The invocation mode, computed as follows: 1. If the compile-time declaration has the static modifier, then the invocation mode isstatic. 2. Otherwise, if the compile-time declaration has the private modifier, then the invocation mode is nonvirtual. 3. Otherwise, if the part of the method invocation before the left parenthesis is of the form super . Identifier or of the form ClassName.super.Identifier then the invocation mode is super. 4. Otherwise, if the compile-time declaration is in an interface, then the invocation mode is interface. 5. Otherwise, the invocation mode is virtual.

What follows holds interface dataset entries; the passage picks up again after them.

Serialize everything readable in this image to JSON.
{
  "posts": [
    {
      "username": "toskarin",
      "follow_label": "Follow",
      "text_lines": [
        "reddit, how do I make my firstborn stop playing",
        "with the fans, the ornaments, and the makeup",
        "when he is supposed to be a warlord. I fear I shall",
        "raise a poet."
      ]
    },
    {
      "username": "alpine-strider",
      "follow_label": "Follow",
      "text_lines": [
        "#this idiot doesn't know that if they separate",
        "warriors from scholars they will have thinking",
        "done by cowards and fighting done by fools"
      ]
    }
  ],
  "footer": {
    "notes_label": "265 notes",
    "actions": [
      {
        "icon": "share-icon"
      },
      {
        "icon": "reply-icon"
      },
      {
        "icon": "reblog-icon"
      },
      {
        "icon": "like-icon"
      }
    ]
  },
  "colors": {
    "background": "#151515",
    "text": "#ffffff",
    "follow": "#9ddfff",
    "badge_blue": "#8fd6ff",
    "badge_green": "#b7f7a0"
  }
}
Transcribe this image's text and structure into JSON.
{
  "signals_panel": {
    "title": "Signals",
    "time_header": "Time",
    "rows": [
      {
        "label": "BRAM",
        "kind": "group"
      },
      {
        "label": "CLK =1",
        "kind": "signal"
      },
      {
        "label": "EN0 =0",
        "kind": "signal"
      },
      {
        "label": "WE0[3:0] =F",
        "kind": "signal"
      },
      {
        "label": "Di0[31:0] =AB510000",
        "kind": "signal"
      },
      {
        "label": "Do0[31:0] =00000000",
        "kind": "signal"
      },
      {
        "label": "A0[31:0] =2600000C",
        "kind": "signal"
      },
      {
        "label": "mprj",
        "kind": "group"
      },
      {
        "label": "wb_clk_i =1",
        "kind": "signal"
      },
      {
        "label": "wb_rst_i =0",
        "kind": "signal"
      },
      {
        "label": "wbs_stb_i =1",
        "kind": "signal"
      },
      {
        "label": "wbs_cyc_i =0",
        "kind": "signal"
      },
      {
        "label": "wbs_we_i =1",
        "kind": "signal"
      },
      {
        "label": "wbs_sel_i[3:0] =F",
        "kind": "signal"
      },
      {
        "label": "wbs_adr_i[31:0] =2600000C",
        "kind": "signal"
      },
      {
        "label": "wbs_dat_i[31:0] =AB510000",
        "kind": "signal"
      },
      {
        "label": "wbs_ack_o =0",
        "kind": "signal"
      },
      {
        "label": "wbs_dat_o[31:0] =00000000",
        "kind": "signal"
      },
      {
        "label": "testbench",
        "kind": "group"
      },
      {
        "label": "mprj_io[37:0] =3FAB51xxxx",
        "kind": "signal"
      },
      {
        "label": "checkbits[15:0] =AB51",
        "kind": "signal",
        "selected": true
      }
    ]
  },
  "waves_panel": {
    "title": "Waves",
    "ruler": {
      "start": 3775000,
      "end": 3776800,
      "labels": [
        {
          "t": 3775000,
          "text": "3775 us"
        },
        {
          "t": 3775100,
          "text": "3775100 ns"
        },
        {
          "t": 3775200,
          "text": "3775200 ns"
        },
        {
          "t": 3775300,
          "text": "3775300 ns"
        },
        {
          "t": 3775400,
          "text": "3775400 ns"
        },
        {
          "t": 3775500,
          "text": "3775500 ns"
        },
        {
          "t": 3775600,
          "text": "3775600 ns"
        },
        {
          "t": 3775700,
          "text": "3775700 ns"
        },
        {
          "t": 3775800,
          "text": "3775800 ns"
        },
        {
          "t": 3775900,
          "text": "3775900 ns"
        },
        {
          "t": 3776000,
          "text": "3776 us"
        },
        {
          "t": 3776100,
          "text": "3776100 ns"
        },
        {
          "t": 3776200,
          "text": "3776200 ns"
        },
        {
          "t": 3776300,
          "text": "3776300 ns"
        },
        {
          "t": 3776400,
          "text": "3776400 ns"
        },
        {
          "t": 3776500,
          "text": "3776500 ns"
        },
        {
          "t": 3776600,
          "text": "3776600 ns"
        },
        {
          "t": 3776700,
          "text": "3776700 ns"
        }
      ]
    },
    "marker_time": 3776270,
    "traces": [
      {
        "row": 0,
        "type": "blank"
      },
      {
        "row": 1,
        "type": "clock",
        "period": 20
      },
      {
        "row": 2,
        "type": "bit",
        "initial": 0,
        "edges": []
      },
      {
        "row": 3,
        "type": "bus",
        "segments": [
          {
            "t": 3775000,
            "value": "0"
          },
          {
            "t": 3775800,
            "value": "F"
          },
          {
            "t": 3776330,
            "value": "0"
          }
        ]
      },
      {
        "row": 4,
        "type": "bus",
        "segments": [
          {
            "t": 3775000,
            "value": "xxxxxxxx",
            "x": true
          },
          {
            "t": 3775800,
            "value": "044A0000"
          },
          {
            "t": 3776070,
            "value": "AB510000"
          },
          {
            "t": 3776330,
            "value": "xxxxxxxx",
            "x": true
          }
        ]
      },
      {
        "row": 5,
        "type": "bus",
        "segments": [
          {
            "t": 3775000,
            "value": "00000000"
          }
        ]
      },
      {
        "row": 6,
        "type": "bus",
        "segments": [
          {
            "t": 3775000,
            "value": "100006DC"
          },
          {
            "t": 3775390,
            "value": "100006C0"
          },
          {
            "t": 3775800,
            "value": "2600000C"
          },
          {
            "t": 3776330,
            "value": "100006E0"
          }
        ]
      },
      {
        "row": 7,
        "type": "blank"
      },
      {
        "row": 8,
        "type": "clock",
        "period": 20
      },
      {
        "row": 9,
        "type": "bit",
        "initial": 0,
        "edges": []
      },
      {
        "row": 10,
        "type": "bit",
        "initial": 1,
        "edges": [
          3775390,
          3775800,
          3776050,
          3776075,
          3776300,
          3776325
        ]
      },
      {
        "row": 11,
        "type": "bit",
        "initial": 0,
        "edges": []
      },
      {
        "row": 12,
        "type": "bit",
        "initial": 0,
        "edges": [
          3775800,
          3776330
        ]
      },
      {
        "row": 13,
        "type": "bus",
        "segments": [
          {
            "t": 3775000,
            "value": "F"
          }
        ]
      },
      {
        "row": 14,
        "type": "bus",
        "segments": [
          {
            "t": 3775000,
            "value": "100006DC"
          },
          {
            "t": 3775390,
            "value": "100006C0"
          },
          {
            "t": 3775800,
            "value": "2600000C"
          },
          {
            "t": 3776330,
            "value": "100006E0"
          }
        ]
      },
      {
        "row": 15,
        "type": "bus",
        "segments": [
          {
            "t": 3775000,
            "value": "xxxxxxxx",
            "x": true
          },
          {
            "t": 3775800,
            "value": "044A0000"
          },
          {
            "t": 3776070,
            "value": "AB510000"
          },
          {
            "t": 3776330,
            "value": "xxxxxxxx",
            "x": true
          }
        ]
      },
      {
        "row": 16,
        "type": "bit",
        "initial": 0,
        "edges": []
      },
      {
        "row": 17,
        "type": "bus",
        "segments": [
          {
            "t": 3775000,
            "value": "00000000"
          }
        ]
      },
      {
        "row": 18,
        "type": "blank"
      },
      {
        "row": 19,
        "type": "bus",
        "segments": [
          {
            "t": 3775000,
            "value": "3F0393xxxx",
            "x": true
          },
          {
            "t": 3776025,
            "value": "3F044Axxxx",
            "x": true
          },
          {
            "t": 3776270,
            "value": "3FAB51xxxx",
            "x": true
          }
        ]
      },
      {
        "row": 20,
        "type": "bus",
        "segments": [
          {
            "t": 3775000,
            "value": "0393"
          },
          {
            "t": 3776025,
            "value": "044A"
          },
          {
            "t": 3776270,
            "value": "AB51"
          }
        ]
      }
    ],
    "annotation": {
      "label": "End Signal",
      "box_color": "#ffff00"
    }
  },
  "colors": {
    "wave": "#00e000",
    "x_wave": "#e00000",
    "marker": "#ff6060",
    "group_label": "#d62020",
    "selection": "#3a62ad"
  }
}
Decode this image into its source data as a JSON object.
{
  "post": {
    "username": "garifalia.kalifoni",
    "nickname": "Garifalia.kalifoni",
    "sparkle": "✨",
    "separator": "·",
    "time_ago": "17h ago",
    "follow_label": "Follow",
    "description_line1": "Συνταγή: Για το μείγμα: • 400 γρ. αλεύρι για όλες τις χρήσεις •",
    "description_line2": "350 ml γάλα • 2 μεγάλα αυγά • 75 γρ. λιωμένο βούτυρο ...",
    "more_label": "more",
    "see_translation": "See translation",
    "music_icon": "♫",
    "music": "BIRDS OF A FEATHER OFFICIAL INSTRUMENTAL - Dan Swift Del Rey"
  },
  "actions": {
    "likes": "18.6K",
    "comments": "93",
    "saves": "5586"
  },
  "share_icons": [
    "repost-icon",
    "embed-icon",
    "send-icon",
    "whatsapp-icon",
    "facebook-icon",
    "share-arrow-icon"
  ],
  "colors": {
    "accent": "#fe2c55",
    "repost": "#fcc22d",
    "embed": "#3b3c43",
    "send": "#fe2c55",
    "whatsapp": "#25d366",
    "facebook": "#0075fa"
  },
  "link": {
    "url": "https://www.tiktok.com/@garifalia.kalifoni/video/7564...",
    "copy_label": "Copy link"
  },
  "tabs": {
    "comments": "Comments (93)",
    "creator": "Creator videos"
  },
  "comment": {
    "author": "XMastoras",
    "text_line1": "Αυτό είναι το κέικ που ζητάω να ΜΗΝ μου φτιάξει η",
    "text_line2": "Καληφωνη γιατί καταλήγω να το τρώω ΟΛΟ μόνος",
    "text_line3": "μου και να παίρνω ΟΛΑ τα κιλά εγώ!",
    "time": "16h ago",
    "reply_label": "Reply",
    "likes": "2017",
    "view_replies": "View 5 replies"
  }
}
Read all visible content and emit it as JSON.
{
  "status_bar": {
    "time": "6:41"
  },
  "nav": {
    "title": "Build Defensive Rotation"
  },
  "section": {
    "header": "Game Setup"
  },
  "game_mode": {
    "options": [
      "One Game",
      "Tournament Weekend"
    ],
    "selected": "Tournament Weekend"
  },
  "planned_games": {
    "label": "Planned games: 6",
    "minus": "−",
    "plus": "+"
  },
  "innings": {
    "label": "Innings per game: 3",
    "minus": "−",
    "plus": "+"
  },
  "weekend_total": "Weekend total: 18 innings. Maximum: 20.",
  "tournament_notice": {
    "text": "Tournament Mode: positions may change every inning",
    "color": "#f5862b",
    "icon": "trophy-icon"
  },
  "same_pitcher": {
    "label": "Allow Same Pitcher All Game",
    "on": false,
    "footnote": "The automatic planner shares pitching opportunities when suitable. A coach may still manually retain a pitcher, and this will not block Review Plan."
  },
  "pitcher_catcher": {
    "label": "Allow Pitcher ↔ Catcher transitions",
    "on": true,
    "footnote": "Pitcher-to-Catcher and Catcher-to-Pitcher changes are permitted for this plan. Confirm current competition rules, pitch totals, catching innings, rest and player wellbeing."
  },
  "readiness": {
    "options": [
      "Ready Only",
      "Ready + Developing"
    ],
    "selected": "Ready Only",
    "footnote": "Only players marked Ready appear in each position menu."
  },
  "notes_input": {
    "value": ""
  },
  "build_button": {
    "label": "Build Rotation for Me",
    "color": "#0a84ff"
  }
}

If the invocation mode is static, overriding is not allowed. If the invocation mode is nonvirtual, overriding is not allowed. Otherwise, the invocation mode is interface, virtual, or super, and overriding may occur.